━━ Given data ━━
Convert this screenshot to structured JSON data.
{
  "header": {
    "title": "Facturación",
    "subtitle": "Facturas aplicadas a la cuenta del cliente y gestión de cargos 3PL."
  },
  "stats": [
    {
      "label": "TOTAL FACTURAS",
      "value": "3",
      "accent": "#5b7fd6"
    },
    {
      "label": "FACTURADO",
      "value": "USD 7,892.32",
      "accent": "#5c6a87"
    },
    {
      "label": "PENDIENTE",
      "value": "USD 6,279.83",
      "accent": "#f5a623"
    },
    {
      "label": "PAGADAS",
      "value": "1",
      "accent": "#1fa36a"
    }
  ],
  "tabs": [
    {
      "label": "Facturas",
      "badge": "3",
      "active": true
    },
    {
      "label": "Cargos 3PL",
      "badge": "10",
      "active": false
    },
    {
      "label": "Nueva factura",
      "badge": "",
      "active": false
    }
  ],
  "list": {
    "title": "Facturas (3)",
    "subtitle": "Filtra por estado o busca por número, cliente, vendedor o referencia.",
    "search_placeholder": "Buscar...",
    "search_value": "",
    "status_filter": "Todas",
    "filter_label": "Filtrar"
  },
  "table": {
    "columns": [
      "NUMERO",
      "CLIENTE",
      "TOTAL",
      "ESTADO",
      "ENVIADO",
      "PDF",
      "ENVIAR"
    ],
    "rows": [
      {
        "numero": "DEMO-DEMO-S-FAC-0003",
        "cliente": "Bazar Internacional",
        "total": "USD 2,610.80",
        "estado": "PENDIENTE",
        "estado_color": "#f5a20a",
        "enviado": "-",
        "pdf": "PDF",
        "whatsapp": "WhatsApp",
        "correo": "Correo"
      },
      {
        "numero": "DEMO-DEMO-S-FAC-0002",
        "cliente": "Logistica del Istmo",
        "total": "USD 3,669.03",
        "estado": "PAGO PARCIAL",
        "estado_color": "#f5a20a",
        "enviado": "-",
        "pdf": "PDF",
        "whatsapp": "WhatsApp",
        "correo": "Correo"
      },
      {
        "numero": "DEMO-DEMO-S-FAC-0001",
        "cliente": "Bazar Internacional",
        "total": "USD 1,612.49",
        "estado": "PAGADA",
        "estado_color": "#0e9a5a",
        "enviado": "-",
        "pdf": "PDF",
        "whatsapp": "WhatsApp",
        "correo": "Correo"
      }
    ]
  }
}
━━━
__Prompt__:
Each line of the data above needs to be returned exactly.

__Solution for this task__:
Convert this screenshot to structured JSON data.
{
  "header": {
    "title": "Facturación",
    "subtitle": "Facturas aplicadas a la cuenta del cliente y gestión de cargos 3PL."
  },
  "stats": [
    {
      "label": "TOTAL FACTURAS",
      "value": "3",
      "accent": "#5b7fd6"
    },
    {
      "label": "FACTURADO",
      "value": "USD 7,892.32",
      "accent": "#5c6a87"
    },
    {
      "label": "PENDIENTE",
      "value": "USD 6,279.83",
      "accent": "#f5a623"
    },
    {
      "label": "PAGADAS",
      "value": "1",
      "accent": "#1fa36a"
    }
  ],
  "tabs": [
    {
      "label": "Facturas",
      "badge": "3",
      "active": true
    },
    {
      "label": "Cargos 3PL",
      "badge": "10",
      "active": false
    },
    {
      "label": "Nueva factura",
      "badge": "",
      "active": false
    }
  ],
  "list": {
    "title": "Facturas (3)",
    "subtitle": "Filtra por estado o busca por número, cliente, vendedor o referencia.",
    "search_placeholder": "Buscar...",
    "search_value": "",
    "status_filter": "Todas",
    "filter_label": "Filtrar"
  },
  "table": {
    "columns": [
      "NUMERO",
      "CLIENTE",
      "TOTAL",
      "ESTADO",
      "ENVIADO",
      "PDF",
      "ENVIAR"
    ],
    "rows": [
      {
        "numero": "DEMO-DEMO-S-FAC-0003",
        "cliente": "Bazar Internacional",
        "total": "USD 2,610.80",
        "estado": "PENDIENTE",
        "estado_color": "#f5a20a",
        "enviado": "-",
        "pdf": "PDF",
        "whatsapp": "WhatsApp",
        "correo": "Correo"
      },
      {
        "numero": "DEMO-DEMO-S-FAC-0002",
        "cliente": "Logistica del Istmo",
        "total": "USD 3,669.03",
        "estado": "PAGO PARCIAL",
        "estado_color": "#f5a20a",
        "enviado": "-",
        "pdf": "PDF",
        "whatsapp": "WhatsApp",
        "correo": "Correo"
      },
      {
        "numero": "DEMO-DEMO-S-FAC-0001",
        "cliente": "Bazar Internacional",
        "total": "USD 1,612.49",
        "estado": "PAGADA",
        "estado_color": "#0e9a5a",
        "enviado": "-",
        "pdf": "PDF",
        "whatsapp": "WhatsApp",
        "correo": "Correo"
      }
    ]
  }
}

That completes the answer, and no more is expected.